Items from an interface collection

*** Block opens ***

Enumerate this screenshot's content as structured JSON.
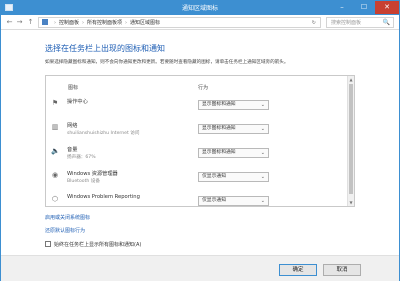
{
  "window": {
    "title": "通知区域图标",
    "minimize_glyph": "–",
    "maximize_glyph": "☐",
    "close_glyph": "✕"
  },
  "nav": {
    "back_glyph": "←",
    "forward_glyph": "→",
    "up_glyph": "↑",
    "breadcrumb": [
      "控制面板",
      "所有控制面板项",
      "通知区域图标"
    ],
    "refresh_glyph": "↻",
    "search_placeholder": "搜索控制面板",
    "search_glyph": "🔍"
  },
  "content": {
    "heading": "选择在任务栏上出现的图标和通知",
    "description": "如果选择隐藏图标和通知，则不会向你通知更改和更新。若要随时查看隐藏的图标，请单击任务栏上通知区域旁的箭头。",
    "columns": {
      "icon": "图标",
      "behavior": "行为"
    },
    "rows": [
      {
        "icon": "flag-icon",
        "glyph": "⚑",
        "name": "操作中心",
        "sub": "",
        "behavior": "显示图标和通知"
      },
      {
        "icon": "network-icon",
        "glyph": "▥",
        "name": "网络",
        "sub": "shuilianshuishizhu Internet 访问",
        "behavior": "显示图标和通知"
      },
      {
        "icon": "speaker-icon",
        "glyph": "🔈",
        "name": "音量",
        "sub": "扬声器：67%",
        "behavior": "显示图标和通知"
      },
      {
        "icon": "windows-explorer-icon",
        "glyph": "◉",
        "name": "Windows 资源管理器",
        "sub": "Bluetooth 设备",
        "behavior": "仅显示通知"
      },
      {
        "icon": "problem-reporting-icon",
        "glyph": "⬡",
        "name": "Windows Problem Reporting",
        "sub": "",
        "behavior": "仅显示通知"
      }
    ],
    "link_system_icons": "启用或关闭系统图标",
    "link_restore": "还原默认图标行为",
    "checkbox_label": "始终在任务栏上显示所有图标和通知(A)",
    "checkbox_checked": false
  },
  "footer": {
    "ok_label": "确定",
    "cancel_label": "取消"
  },
  "colors": {
    "titlebar": "#3d8fd1",
    "close_button": "#c84031",
    "link": "#1e5eb4"
  }
}
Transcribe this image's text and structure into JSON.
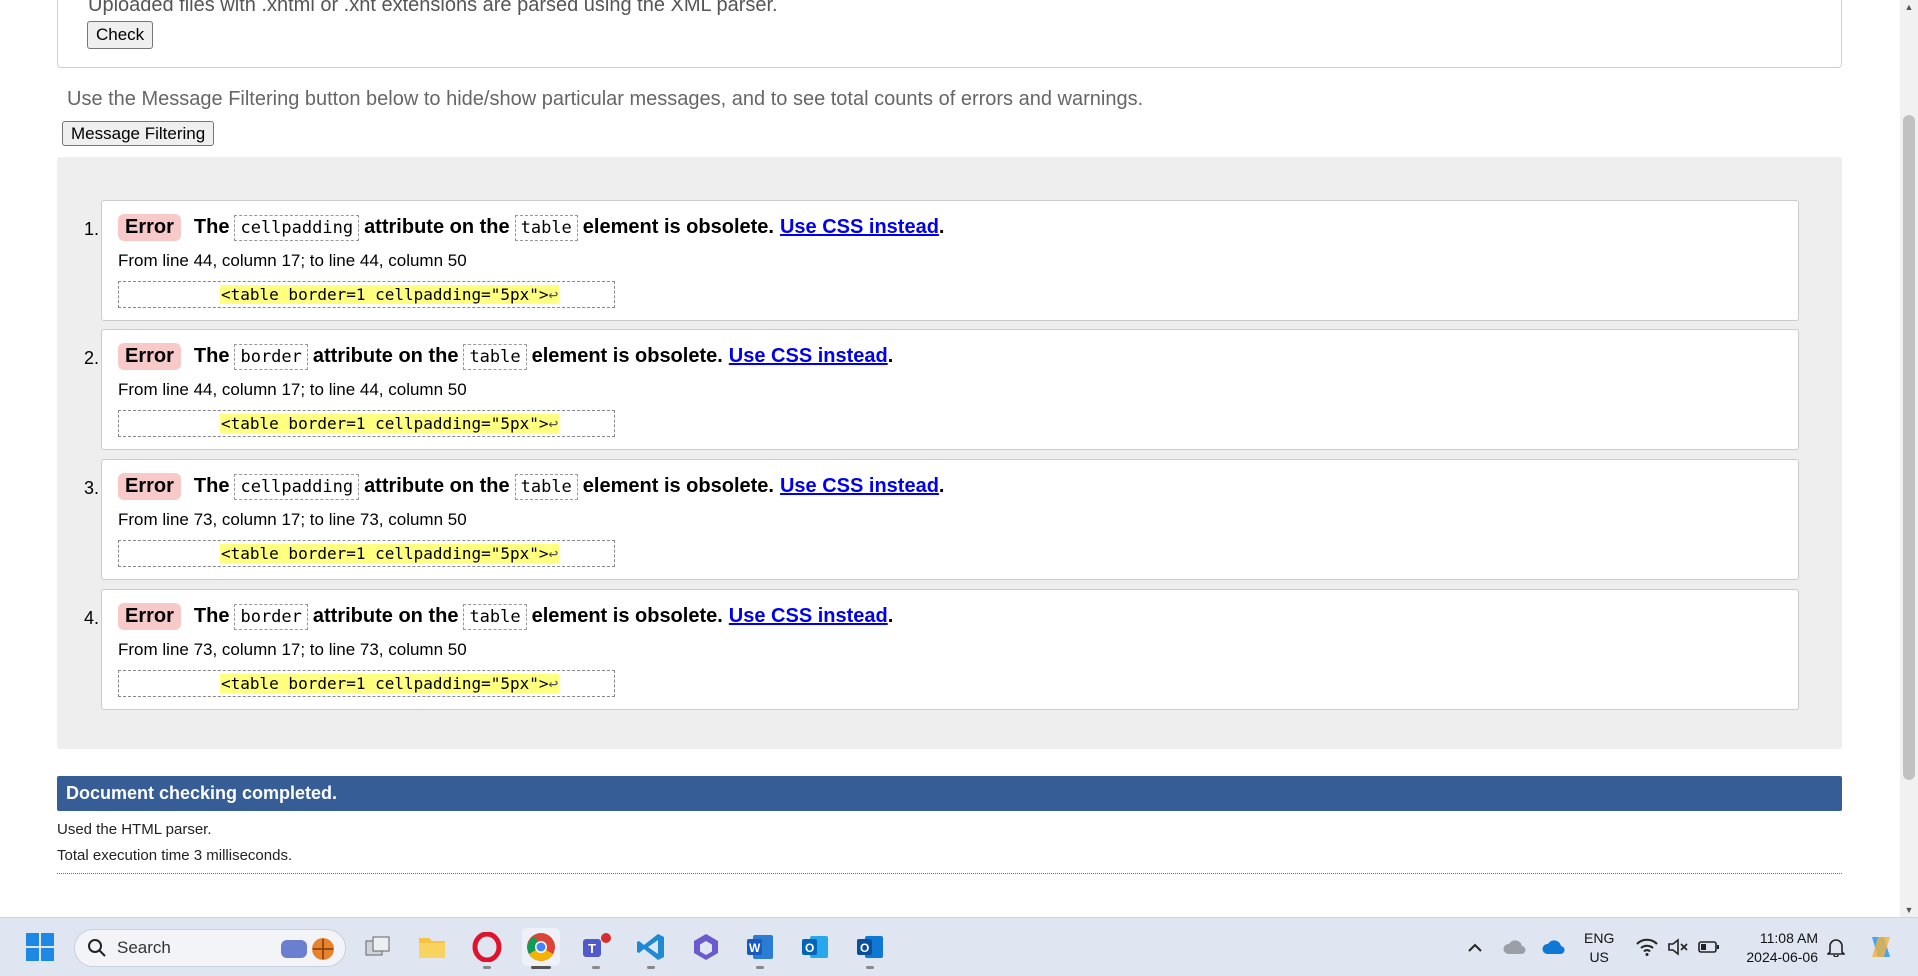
{
  "upload": {
    "note": "Uploaded files with .xhtml or .xht extensions are parsed using the XML parser.",
    "check_label": "Check"
  },
  "filter": {
    "note": "Use the Message Filtering button below to hide/show particular messages, and to see total counts of errors and warnings.",
    "button_label": "Message Filtering"
  },
  "messages": [
    {
      "num": "1.",
      "type": "Error",
      "the": "The",
      "attr": "cellpadding",
      "mid": "attribute on the",
      "el": "table",
      "tail": "element is obsolete.",
      "link": "Use CSS instead",
      "loc": "From line 44, column 17; to line 44, column 50",
      "extract": "<table border=1 cellpadding=\"5px\">"
    },
    {
      "num": "2.",
      "type": "Error",
      "the": "The",
      "attr": "border",
      "mid": "attribute on the",
      "el": "table",
      "tail": "element is obsolete.",
      "link": "Use CSS instead",
      "loc": "From line 44, column 17; to line 44, column 50",
      "extract": "<table border=1 cellpadding=\"5px\">"
    },
    {
      "num": "3.",
      "type": "Error",
      "the": "The",
      "attr": "cellpadding",
      "mid": "attribute on the",
      "el": "table",
      "tail": "element is obsolete.",
      "link": "Use CSS instead",
      "loc": "From line 73, column 17; to line 73, column 50",
      "extract": "<table border=1 cellpadding=\"5px\">"
    },
    {
      "num": "4.",
      "type": "Error",
      "the": "The",
      "attr": "border",
      "mid": "attribute on the",
      "el": "table",
      "tail": "element is obsolete.",
      "link": "Use CSS instead",
      "loc": "From line 73, column 17; to line 73, column 50",
      "extract": "<table border=1 cellpadding=\"5px\">"
    }
  ],
  "summary": {
    "done": "Document checking completed.",
    "parser": "Used the HTML parser.",
    "time": "Total execution time 3 milliseconds."
  },
  "taskbar": {
    "search_label": "Search",
    "lang_top": "ENG",
    "lang_bottom": "US",
    "time": "11:08 AM",
    "date": "2024-06-06",
    "apps": [
      "start-icon",
      "task-view-icon",
      "file-explorer-icon",
      "opera-icon",
      "chrome-icon",
      "teams-icon",
      "vscode-icon",
      "copilot-icon",
      "word-icon",
      "outlook-icon",
      "outlook-new-icon"
    ],
    "accent": "#365d95"
  }
}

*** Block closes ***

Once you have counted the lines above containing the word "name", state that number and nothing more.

▸ **WRITTEN ANSWER**:
5